It is important to understand that video and audio recordings of advice presentation meetings make it very clear when clients have not understood the fees and charges.
6. TMI (Too much information)
This subject is too big to cover in detail.
However, we have reviewed files where clients make admissions (for example, suggesting that they are not telling the whole truth to Centrelink) or confirm that they are not conforming with the law.
This creates a natural conflict for advisers between an implicit “client legal privilege” and the adviser’s requirement to report misdemeanour.
Please appreciate that video or audio recordings bring these dilemmas into clear focus.
A final testament
“Some day…after I am dead, you may perhaps come to learn the right and wrong of this. I cannot tell you.”
— Robert Louis Stevenson, Advice Coach
Realistically, an adviser should assume that anything they say or write (be it an email, text message, face to face conversation or video call) could be used to assess their conduct or competency.
This should not be a cause for paranoia but rather, to quote the Prince of Darkness, a reminder to “be alert, not alarmed”.
That said, retaining recorded audio or video of client meetings on file takes the availability of information to the next level and allows a reviewer to shine a metaphorical light under the bed (and expose the monsters lurking underneath.)
But appreciate the consequences and implications of doing so. Recording client meetings for third party review is in a sense the opposite of client legal privilege – and may expose an adviser to a higher degree of scrutiny.

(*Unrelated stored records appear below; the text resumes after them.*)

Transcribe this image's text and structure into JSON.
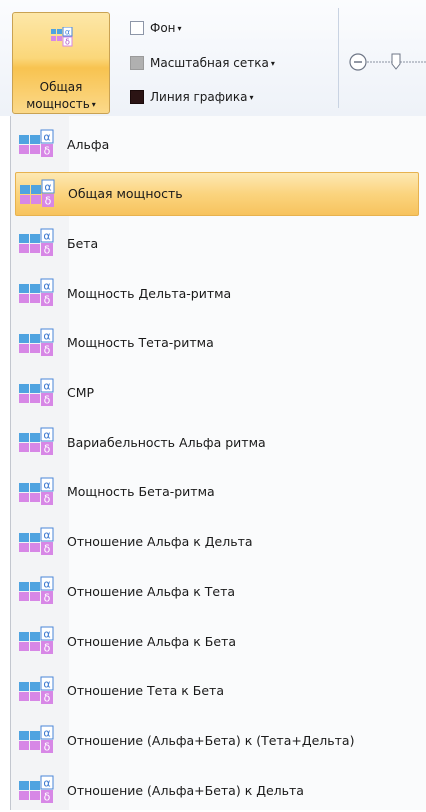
{
  "ribbon": {
    "big_button": {
      "line1": "Общая",
      "line2": "мощность",
      "icon": "alpha-delta-grid-icon"
    },
    "background_label": "Фон",
    "grid_label": "Масштабная сетка",
    "line_label": "Линия графика",
    "grid_color": "#b0b0b0",
    "line_color": "#2b1414"
  },
  "menu": {
    "selected_index": 1,
    "items": [
      "Альфа",
      "Общая мощность",
      "Бета",
      "Мощность Дельта-ритма",
      "Мощность Тета-ритма",
      "СМР",
      "Вариабельность Альфа ритма",
      "Мощность Бета-ритма",
      "Отношение Альфа к Дельта",
      "Отношение Альфа к Тета",
      "Отношение Альфа к Бета",
      "Отношение Тета к Бета",
      "Отношение (Альфа+Бета) к (Тета+Дельта)",
      "Отношение (Альфа+Бета) к Дельта"
    ]
  },
  "colors": {
    "icon_blue": "#4fa3e0",
    "icon_magenta": "#d787e6",
    "icon_symbol": "#4a86d8",
    "highlight": "#fbd47e"
  }
}
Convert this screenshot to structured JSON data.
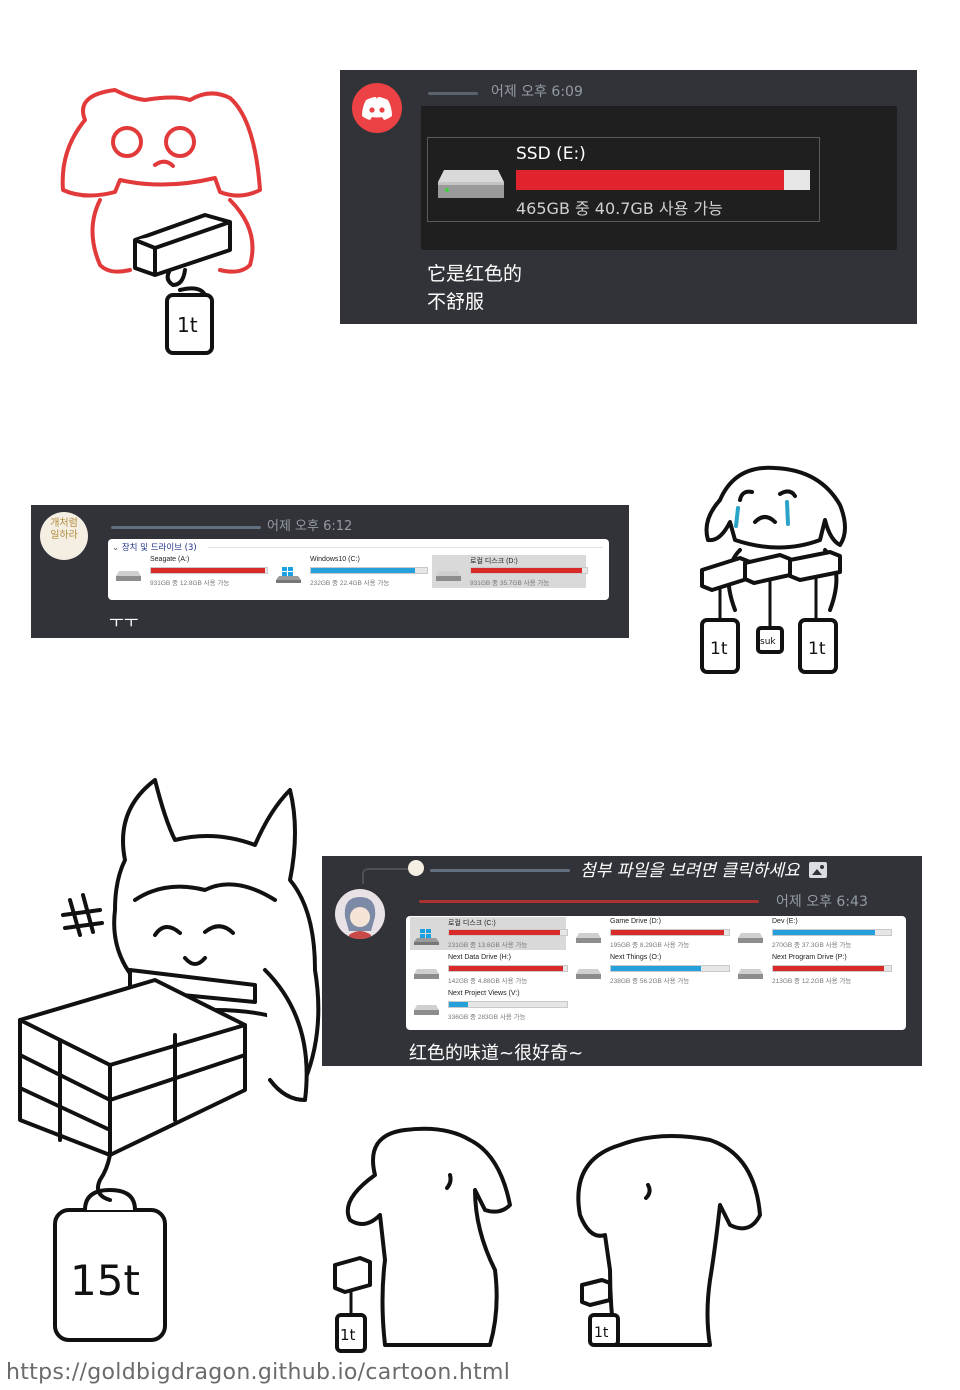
{
  "panel1": {
    "timestamp": "어제 오후 6:09",
    "drive": {
      "name": "SSD (E:)",
      "capacity": "465GB 중 40.7GB 사용 가능",
      "used_fraction": 0.912,
      "fill_color": "#e0242d"
    },
    "message_line1": "它是红色的",
    "message_line2": "不舒服",
    "discord_color": "#ed4245"
  },
  "panel2": {
    "timestamp": "어제 오후 6:12",
    "avatar_text": "개처럼\n일하라",
    "section_header": "장치 및 드라이브 (3)",
    "drives": [
      {
        "name": "Seagate (A:)",
        "capacity": "931GB 중 12.8GB 사용 가능",
        "used_fraction": 0.986,
        "color": "#d92a2a",
        "icon": "hdd-icon"
      },
      {
        "name": "Windows10 (C:)",
        "capacity": "232GB 중 22.4GB 사용 가능",
        "used_fraction": 0.9,
        "color": "#26a0da",
        "icon": "windows-drive-icon"
      },
      {
        "name": "로컬 디스크 (D:)",
        "capacity": "931GB 중 35.7GB 사용 가능",
        "used_fraction": 0.96,
        "color": "#d92a2a",
        "icon": "hdd-icon",
        "selected": true
      }
    ],
    "message": "ㅜㅜ"
  },
  "panel3": {
    "reply_hint": "첨부 파일을 보려면 클릭하세요",
    "timestamp": "어제 오후 6:43",
    "drives": [
      {
        "name": "로컬 디스크 (C:)",
        "capacity": "231GB 중 13.6GB 사용 가능",
        "used_fraction": 0.94,
        "color": "#d92a2a",
        "icon": "windows-drive-icon",
        "selected": true
      },
      {
        "name": "Game Drive (D:)",
        "capacity": "195GB 중 8.29GB 사용 가능",
        "used_fraction": 0.958,
        "color": "#d92a2a",
        "icon": "hdd-icon"
      },
      {
        "name": "Dev (E:)",
        "capacity": "270GB 중 37.3GB 사용 가능",
        "used_fraction": 0.862,
        "color": "#26a0da",
        "icon": "hdd-icon"
      },
      {
        "name": "Next Data Drive (H:)",
        "capacity": "142GB 중 4.88GB 사용 가능",
        "used_fraction": 0.966,
        "color": "#d92a2a",
        "icon": "hdd-icon"
      },
      {
        "name": "Next Things (O:)",
        "capacity": "238GB 중 56.2GB 사용 가능",
        "used_fraction": 0.764,
        "color": "#26a0da",
        "icon": "hdd-icon"
      },
      {
        "name": "Next Program Drive (P:)",
        "capacity": "213GB 중 12.2GB 사용 가능",
        "used_fraction": 0.943,
        "color": "#d92a2a",
        "icon": "hdd-icon"
      },
      {
        "name": "Next Project Views (V:)",
        "capacity": "336GB 중 283GB 사용 가능",
        "used_fraction": 0.158,
        "color": "#26a0da",
        "icon": "hdd-icon"
      }
    ],
    "message": "红色的味道~很好奇~"
  },
  "sketch_labels": {
    "weight_1t": "1t",
    "weight_suk": "suk",
    "weight_15t": "15t",
    "hash_mark": "#"
  },
  "footer": "https://goldbigdragon.github.io/cartoon.html"
}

Recording meetings can be a great driver for positive changes to an adviser’s process, minimising administrative busy-work while maximising transparency. However, it you follow this path, be aware of where you might stumble and don’t walk into the dark unprepared.